Picture of (TECEL) Test of Early Communication and Emerging Language


A revision of the highly regarded Nonspeech Test for Receptive/Expressive Language, the TECEL assesses early communication and emerging language in infants and toddlers up to 24 months of age. It can also be used with older children who have moderate to severe language delays.

Child Observation and Parent Interview

To administer the TECEL, the examiner interacts with the child and observes his or her behavior (response to sounds, attention to pictures, and use of words or symbols to refer to objects). Toys, small household objects, and a set of full-color Picture Plates—all included in the Kit—are used to engage the child and elicit specific behaviors. The examiner also interviews the parent or caregiver, asking detailed questions about the child’s communication and language skills. Instructions in the Manual and on the Record Booklet guide the examiner through both the observation and the interview.

Norm-Referenced Scores and a Handy Intervention Planner

Each item on the test is color-coded to indicate whether it measures receptive or expressive language skills. A score of 1 is given for each correct response, a score of 0 for each incorrect response. Item points are totaled to arrive at a raw score, which is then converted to three normative scores: percentile rank, age equivalent, and a standard index score. The child’s performance is also described as falling into one of seven categories, ranging from “Very Poor” to “Very Superior.”

When testing is complete, the examiner can refer to the Informal Assessment and Intervention Plan (included in the Kit) for additional interpretive information. This convenient booklet guides users in making placement and treatment recommendations.

A Clear Picture of Strengths and Weaknesses

In the hands of speech-language pathologists, early childhood specialists, diagnosticians, psychologists, and related professionals, the TECEL can be used to:

  • Assess communication and language strengths and weaknesses
  • Design intervention plans
  • Predict future language development

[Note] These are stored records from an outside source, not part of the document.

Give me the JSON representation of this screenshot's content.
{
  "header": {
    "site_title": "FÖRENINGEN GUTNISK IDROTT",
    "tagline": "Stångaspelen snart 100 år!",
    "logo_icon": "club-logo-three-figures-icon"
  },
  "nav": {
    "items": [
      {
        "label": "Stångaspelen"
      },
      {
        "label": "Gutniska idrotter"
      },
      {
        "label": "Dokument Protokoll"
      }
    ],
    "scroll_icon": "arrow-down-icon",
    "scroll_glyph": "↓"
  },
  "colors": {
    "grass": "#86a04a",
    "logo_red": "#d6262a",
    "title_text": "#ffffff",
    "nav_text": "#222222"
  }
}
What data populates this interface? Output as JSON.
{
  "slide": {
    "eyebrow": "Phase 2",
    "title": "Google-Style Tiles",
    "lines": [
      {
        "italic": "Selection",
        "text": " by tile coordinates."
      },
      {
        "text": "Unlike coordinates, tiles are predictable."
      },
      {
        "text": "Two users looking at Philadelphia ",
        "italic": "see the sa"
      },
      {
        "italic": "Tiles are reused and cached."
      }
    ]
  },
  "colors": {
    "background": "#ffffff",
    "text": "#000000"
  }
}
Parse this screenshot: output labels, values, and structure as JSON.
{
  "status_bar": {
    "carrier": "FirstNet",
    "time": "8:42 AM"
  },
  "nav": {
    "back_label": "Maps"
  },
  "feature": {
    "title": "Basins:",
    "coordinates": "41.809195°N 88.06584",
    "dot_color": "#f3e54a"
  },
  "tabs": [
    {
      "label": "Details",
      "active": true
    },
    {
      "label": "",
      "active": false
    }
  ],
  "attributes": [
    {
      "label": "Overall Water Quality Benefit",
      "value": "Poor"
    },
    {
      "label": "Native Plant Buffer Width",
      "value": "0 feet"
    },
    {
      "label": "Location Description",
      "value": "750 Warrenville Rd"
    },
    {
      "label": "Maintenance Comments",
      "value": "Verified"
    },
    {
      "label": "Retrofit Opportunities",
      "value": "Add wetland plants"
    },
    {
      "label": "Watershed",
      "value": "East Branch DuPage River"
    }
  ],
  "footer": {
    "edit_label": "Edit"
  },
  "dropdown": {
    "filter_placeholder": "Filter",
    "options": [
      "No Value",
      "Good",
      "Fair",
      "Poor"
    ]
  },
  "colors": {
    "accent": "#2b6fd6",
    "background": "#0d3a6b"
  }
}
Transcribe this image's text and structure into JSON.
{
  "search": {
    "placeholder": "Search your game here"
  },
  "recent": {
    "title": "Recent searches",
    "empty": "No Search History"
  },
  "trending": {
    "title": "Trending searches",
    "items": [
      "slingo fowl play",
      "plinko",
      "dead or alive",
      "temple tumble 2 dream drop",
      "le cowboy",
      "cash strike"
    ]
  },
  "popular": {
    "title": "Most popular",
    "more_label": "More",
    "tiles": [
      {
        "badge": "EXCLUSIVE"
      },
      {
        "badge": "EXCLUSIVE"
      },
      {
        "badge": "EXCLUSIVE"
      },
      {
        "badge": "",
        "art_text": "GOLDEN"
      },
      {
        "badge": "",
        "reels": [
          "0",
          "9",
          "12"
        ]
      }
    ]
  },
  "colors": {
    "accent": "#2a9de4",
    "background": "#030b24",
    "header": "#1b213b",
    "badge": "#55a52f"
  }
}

The test can be administered to both verbal and nonverbal children, including those who communicate by means other than speech.